- Spray any other marks with a bicarb and water solution.
- Warm the oven (to about 50°C), then turn off and leave the bicarb to act for several hours.
- You may need to moisten it again (a spray bottle works best.)
- Then wipe away the bicarb and dirt with a damp cloth.
- Soak fruits or veggies in a basin of water with a tablespoon of bicarb (baking soda) for five minutes, then add a tablespoon of vinegar to the water to rinse them.
- Spray fruit or vegetables with vinegar and then with 3% (10 volume) hydrogen peroxide, or vice versa (keep these in separate spray bottles, peroxide in a dark or opaque bottle away from sunlight). Then rinse or wipe clean.
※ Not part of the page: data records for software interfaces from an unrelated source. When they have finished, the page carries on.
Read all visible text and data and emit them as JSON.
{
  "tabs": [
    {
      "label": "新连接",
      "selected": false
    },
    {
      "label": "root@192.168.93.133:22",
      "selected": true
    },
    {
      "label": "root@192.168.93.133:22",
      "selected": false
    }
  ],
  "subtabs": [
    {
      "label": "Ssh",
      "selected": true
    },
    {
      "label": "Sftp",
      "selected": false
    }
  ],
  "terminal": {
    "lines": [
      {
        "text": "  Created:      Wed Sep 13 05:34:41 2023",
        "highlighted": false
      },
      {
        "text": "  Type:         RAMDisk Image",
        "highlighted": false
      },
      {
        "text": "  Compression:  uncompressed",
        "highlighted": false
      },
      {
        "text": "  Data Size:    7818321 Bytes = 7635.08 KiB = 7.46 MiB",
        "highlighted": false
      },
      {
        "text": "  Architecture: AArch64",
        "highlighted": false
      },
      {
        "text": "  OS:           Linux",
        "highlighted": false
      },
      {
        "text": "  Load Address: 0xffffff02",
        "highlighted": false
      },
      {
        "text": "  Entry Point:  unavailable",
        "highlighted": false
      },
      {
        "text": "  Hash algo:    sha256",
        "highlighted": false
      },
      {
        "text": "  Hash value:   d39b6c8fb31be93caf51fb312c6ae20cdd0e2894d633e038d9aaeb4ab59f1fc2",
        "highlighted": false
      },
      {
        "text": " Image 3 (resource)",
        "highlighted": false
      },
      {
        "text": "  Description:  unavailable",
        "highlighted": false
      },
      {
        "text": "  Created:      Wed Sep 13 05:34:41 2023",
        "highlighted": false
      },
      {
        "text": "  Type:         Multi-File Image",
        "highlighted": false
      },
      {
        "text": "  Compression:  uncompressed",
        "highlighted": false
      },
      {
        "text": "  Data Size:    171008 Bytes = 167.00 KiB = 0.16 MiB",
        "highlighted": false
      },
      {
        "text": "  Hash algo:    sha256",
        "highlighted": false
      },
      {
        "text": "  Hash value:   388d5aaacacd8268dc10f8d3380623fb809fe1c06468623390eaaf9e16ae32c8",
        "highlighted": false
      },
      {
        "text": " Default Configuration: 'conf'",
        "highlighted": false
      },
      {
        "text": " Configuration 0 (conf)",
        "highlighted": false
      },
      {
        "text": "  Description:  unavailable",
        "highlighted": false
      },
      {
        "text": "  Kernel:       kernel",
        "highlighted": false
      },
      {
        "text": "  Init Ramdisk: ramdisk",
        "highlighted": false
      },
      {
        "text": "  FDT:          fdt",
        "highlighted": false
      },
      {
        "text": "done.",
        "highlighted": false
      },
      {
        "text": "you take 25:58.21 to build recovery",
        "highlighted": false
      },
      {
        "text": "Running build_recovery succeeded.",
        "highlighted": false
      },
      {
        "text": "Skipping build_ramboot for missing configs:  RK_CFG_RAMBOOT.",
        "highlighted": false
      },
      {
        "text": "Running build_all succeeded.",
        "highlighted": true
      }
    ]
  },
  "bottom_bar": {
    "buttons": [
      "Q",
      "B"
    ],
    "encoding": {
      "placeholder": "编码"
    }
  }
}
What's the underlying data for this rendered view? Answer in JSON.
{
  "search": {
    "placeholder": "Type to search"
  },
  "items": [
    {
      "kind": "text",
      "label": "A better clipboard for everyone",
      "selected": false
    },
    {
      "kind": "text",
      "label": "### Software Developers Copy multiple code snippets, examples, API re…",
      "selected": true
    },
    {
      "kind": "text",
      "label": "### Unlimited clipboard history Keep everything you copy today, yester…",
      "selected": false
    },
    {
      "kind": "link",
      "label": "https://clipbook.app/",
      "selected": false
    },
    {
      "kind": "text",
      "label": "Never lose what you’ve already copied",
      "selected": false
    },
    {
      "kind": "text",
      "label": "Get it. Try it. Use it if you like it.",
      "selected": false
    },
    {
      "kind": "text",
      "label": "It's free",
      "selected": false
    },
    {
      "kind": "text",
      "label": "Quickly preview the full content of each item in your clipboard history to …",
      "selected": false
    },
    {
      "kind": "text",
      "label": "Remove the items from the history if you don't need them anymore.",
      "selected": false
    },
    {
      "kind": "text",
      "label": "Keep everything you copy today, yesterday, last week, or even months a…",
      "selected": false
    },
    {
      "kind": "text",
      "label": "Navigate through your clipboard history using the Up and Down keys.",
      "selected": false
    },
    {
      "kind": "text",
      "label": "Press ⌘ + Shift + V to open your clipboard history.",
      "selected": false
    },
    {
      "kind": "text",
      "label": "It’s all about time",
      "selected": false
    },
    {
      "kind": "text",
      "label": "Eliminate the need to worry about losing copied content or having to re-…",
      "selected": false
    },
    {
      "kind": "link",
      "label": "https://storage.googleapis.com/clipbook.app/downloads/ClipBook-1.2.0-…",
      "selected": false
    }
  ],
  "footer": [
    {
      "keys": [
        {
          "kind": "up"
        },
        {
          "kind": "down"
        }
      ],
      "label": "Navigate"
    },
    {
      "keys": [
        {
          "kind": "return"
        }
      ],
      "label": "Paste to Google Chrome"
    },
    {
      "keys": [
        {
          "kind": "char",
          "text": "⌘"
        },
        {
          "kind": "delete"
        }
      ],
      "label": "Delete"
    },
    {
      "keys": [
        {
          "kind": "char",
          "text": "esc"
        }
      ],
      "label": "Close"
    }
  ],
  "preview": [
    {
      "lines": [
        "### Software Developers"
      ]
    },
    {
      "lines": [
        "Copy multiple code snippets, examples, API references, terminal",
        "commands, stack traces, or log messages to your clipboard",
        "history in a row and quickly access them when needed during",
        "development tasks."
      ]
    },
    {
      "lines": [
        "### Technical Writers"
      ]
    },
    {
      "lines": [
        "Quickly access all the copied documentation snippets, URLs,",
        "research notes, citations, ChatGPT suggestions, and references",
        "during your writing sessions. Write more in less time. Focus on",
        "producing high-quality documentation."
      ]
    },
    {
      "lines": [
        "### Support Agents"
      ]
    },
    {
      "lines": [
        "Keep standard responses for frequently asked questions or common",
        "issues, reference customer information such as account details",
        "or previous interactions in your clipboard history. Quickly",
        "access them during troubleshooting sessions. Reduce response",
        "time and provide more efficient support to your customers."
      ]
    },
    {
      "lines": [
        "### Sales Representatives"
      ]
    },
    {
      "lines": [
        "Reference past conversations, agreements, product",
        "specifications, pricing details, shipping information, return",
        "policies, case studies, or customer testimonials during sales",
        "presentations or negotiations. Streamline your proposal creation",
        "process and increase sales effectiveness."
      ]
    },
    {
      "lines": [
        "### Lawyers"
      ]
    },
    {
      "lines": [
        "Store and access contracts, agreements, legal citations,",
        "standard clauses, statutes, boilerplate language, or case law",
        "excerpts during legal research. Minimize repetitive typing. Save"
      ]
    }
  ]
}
- Or, soak in a basin of cold water with a tablespoon each of salt and lemon juice for five minutes, then rinse.
- Any of these will get rid of pesticide residues and waxy coatings, as well as salmonella and bacteria. They will also freshen up tired veggies.
- For all-purpose cleaners, glass cleaner and floors, see general cleaning.
- Check out the rest of household cleaning for other jobs round the home you can easily and cheaply get done without exposing yourself, others or the environment to harmful chemicals.
- Pamper your body too.